  • Even when temperatures fall, your landscaping needs an occasional drink so soil and roots don't dry up. Mostly, nature takes care of that during autumn rainstorms. But if you're in a drought area, water regularly.
  • Aerate and seed lawns, which will green up more uniformly and faster in spring.
  • Lower your mower blade to its lowest setting at the end of the mowing season, which will let the sun reach grass crowns.
  • Gather seeds from spent plants, like sunflowers and salad greens, which will save you money during spring planting.
  •  

    And one to cross off your fall maintenance list

    Here's what fall yard maintenance doesn't mean: Raking, deadheading, and pulling every last piece of dead organic matter in your yard. That's so last century. Today, experts say you should leave fallen leaves on the grass, then shred them with a mower into shards that decompose and feed the lawn all winter and into spring. While you're at it, leave dried, hollow stems of plants so pollinators, like native bees and wasps, can move in for winter. It's their version of going to Palm Beach for the season.

    "There's a shift in landscaping not to be overly tidy," says DeLisle. "Native pollinators use hollow stems to hibernate. Leave some of them standing."

    Pollinators particularly like the stems of gladioli and black-eyed Susans.
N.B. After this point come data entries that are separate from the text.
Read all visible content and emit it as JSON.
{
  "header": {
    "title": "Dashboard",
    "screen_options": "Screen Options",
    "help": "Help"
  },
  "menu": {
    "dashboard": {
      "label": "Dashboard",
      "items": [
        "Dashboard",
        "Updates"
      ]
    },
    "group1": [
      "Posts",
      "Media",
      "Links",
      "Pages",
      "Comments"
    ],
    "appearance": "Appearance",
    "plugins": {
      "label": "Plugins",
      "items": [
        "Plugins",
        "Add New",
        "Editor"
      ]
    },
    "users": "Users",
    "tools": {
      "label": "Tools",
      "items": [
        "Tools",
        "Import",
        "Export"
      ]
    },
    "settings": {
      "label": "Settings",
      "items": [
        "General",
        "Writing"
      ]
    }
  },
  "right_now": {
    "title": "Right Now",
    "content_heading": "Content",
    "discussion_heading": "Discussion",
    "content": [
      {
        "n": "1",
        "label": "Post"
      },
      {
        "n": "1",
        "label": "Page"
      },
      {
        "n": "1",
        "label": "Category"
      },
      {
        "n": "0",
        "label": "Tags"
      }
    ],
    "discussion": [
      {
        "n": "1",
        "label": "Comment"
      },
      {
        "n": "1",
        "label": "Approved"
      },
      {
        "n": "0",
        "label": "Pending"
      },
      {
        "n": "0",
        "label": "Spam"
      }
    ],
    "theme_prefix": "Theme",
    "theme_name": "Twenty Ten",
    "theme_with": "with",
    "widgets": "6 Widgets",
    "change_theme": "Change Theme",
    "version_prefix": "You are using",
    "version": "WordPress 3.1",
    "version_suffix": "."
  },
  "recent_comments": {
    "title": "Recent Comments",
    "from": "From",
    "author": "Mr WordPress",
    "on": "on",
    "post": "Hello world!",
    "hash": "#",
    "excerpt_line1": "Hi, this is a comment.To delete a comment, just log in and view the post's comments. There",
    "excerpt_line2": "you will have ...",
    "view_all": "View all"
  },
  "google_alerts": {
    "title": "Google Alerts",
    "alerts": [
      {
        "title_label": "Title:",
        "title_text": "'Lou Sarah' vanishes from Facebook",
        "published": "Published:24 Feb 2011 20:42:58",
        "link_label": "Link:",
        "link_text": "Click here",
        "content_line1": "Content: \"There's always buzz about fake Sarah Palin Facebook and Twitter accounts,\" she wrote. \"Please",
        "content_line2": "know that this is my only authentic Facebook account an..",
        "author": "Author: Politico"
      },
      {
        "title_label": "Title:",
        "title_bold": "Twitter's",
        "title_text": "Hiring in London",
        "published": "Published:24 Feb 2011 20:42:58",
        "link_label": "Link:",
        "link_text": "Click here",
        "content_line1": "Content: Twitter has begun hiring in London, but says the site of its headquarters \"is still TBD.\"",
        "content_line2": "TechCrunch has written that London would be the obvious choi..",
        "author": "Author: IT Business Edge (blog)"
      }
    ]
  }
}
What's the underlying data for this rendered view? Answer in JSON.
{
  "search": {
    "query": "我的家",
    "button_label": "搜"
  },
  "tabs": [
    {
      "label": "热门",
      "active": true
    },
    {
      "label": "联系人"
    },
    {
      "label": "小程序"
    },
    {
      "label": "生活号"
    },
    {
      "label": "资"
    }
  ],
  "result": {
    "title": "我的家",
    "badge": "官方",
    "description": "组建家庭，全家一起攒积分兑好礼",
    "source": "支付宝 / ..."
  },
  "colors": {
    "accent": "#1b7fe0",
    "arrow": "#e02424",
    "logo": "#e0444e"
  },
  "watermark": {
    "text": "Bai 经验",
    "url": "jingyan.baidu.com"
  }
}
Still, you're not entirely off the hook: You should still collect and shred fallen branches; bag and toss diseased plants; and gather and store garden stakes and cages. But don't go crazy, OK?